Column: Loyola needs place for debate
Published: Thursday, March 15, 2012
Updated: Thursday, March 15, 2012 10:03
People often call me contrarian. While not meant as a compliment, I embrace the title. I enjoy debate if only for debate’s sake. I like arguing, but I like winning arguments more. I’m also willing to defend the practice of intellectual disagreement as an effective method of learning and theoretical development beyond a cheap adrenaline rush.
Competition can be beneficial and even necessary for improvement and innovation to occur. Charles Darwin’s theory of evolution explains well the functional but messy process of adaptation in the biophysical world. Animals do not develop functional traits and strategies spontaneously. Competitive survival and sexual selection filter populations geared for surviving particular circumstances.
Political economist Joseph Schumpeter described market economies similarly. New technologies are not always and everywhere welfare enhancing. They tend to cause “gales of creative destruction.” Old products and practices go bankrupt, leaving room for new and more value-generative forms.

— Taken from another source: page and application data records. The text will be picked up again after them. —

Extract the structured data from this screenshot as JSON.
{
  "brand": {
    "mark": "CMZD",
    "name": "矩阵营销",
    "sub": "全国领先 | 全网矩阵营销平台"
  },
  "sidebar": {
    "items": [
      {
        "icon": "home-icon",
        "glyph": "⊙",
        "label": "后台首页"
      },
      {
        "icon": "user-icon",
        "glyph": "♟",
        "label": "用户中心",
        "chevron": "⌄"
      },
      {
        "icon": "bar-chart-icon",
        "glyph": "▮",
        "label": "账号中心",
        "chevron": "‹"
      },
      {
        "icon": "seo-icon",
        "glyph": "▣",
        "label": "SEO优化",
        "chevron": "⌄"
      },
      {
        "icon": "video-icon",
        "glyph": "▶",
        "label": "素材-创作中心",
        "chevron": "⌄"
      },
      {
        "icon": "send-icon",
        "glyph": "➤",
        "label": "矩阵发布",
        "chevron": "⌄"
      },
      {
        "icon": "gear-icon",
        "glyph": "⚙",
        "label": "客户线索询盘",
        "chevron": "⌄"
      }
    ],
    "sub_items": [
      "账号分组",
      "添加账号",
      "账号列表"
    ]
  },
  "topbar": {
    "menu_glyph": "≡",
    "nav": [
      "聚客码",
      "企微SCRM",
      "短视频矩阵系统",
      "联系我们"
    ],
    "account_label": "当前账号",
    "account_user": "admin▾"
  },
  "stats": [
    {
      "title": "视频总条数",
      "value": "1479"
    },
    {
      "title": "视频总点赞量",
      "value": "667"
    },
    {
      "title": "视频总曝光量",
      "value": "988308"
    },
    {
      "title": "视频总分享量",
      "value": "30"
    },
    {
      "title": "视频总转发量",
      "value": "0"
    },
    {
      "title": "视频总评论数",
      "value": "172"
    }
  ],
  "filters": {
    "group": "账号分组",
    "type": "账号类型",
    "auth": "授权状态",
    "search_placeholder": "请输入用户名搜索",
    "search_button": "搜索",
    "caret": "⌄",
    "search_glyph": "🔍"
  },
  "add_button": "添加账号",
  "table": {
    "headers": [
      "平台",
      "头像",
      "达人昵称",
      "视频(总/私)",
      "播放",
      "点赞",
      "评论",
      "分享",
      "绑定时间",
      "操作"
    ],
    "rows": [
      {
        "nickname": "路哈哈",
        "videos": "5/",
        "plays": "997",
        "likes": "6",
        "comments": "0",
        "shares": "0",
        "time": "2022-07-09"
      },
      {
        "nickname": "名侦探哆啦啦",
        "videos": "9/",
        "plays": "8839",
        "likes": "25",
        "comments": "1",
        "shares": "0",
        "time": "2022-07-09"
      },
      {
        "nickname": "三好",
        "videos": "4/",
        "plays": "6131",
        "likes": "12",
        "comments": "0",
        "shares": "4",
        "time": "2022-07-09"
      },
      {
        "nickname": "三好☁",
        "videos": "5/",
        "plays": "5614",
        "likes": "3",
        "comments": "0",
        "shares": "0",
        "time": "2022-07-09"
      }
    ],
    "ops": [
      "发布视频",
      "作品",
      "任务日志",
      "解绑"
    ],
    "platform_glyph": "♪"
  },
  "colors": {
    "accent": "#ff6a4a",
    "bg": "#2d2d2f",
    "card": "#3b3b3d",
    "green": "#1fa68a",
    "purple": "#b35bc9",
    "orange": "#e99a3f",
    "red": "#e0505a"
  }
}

Thomas Kuhn suggested a similar framework for understanding the process of scientific knowledge. Paradigms do not linearly progress when uncontested. Science is revolutionary and sometimes revolutions hurt.
Aside from being enjoyable for contrarians like myself, the battle of ideas is a necessary component for the improved quality of ideas. When one’s beliefs are under attack, weaknesses in the chain of logic get exposed. These are teachable moments.
So why are there so few debates on campus? I don’t mean to imply a flaw in our university’s culture. It could simply be that many have forgotten or ignore the beneficial role of competition.
I invite readers to think through a basic hypothetical comparison. On the one hand, imagine a university where faculty members only organize events and programs to express solidarity and commitment to agreed-upon topics. How does learning occur in this process? What sorts of ideas get expressed? How do changes occur, and how are intellectual innovations encouraged? What level of enthusiasm motivates students and faculty to pursue intellectual curiosity?
Now imagine an opposite campus environment, perhaps to the extreme. What if faculty only organized formal events and programs surrounding issues of disagreement and conflict? What if the only intellectual presentations on campus were debates? Upon reflection, it seems that the cultural climate of the first university would serve as an obstacle to the potential of the latter. While the latter scenario is no guarantee to the quality of content, nor learning outcomes therein, it at least does not preclude solidarity or agreement.
But, the latter seems a difficult circumstance to cultivate. It would require a committed culture of intellectual tolerance. Faculty would have to engage rather than dismiss intellectual opposition. They would have to take charitable interpretations of their opponents and remain polite and courteous to the identity of individuals who hold contrary positions. Good people often believe bad ideas. Open intellectualism requires a clear and continual separation between ideas and identities. Sometimes our humanity stands in the way of our understanding the human condition.
Again, I am uncertain which particular conditions have led to low levels of debate on our campus, but I am eager to make strides towards improvement. While various opportunities abound for faculty and students to express solidarity and agreement on key social topics, few opportunities exist for the expression of competing opinions.
Loyola hosts no student organization specifically dedicated to the art of debate. Thus far this academic year, Loyola Students for Civic Engagement relegated itself to a “panel discussion” on the topic of condom and contraceptive distribution at Loyola. For time constraints, students were limited from asking questions. Faculty members slotted to debate the causes of wage disparity between men and women respectfully cancelled their event. In my view, these teachable moments were missed opportunities. As faculty moderator of the economics club, I would like to offer the organization’s calendar as an open and continual opportunity for any motivated faculty or students seeking a forum to debate any topic or issues of social relevance.
Daniel J. D’Amico is an assistant professor for the College of Business. He can be reached at firstname.lastname@example.org
On the Record is a weekly column open to any member of Loyola’s faculty and staff. Those interested in contributing can contact email@example.com